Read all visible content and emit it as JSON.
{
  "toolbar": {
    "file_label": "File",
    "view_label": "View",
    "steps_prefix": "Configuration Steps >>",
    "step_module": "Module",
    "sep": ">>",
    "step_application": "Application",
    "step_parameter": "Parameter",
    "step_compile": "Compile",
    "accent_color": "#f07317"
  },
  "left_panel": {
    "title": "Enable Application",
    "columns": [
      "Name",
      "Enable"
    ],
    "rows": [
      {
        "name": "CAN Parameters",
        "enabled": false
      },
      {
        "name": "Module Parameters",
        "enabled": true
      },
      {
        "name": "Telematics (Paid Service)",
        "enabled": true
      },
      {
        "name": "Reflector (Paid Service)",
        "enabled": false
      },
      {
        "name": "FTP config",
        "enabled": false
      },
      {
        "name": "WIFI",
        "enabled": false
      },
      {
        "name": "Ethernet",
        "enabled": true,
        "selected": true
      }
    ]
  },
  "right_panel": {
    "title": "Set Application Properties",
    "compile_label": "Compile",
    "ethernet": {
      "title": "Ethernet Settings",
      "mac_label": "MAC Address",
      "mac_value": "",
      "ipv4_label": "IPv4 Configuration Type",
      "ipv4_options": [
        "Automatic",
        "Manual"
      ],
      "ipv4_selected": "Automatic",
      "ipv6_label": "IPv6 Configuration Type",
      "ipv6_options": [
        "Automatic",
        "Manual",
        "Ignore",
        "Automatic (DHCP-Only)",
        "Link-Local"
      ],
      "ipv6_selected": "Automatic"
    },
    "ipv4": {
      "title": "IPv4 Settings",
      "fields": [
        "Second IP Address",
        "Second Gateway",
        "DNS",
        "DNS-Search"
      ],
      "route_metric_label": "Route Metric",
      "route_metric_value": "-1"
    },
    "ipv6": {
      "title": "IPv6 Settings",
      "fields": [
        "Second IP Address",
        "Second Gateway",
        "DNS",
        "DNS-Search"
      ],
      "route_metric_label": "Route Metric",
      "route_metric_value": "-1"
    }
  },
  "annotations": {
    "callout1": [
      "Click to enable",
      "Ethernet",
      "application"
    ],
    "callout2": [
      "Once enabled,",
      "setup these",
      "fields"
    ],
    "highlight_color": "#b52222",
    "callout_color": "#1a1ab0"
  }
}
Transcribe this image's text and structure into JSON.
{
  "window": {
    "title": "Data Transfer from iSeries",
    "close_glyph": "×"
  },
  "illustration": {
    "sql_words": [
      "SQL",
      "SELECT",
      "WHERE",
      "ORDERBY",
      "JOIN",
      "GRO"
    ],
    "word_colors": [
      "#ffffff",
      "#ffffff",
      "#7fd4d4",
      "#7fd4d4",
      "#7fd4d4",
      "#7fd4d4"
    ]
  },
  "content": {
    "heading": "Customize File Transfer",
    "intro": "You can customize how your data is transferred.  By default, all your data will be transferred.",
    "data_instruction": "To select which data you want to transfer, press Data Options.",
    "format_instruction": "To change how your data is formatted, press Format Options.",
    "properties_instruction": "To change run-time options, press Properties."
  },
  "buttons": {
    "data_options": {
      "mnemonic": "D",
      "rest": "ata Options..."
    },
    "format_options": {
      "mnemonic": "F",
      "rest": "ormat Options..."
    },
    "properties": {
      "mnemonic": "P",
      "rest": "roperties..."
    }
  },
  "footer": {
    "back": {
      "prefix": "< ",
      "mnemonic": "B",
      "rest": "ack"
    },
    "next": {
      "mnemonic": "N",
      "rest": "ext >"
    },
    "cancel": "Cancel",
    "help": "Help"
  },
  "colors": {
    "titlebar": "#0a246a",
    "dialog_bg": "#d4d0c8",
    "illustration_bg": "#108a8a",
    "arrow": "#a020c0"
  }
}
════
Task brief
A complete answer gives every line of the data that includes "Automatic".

Exercise answer
        "Automatic",
      "ipv4_selected": "Automatic",
        "Automatic",
        "Automatic (DHCP-Only)",
      "ipv6_selected": "Automatic"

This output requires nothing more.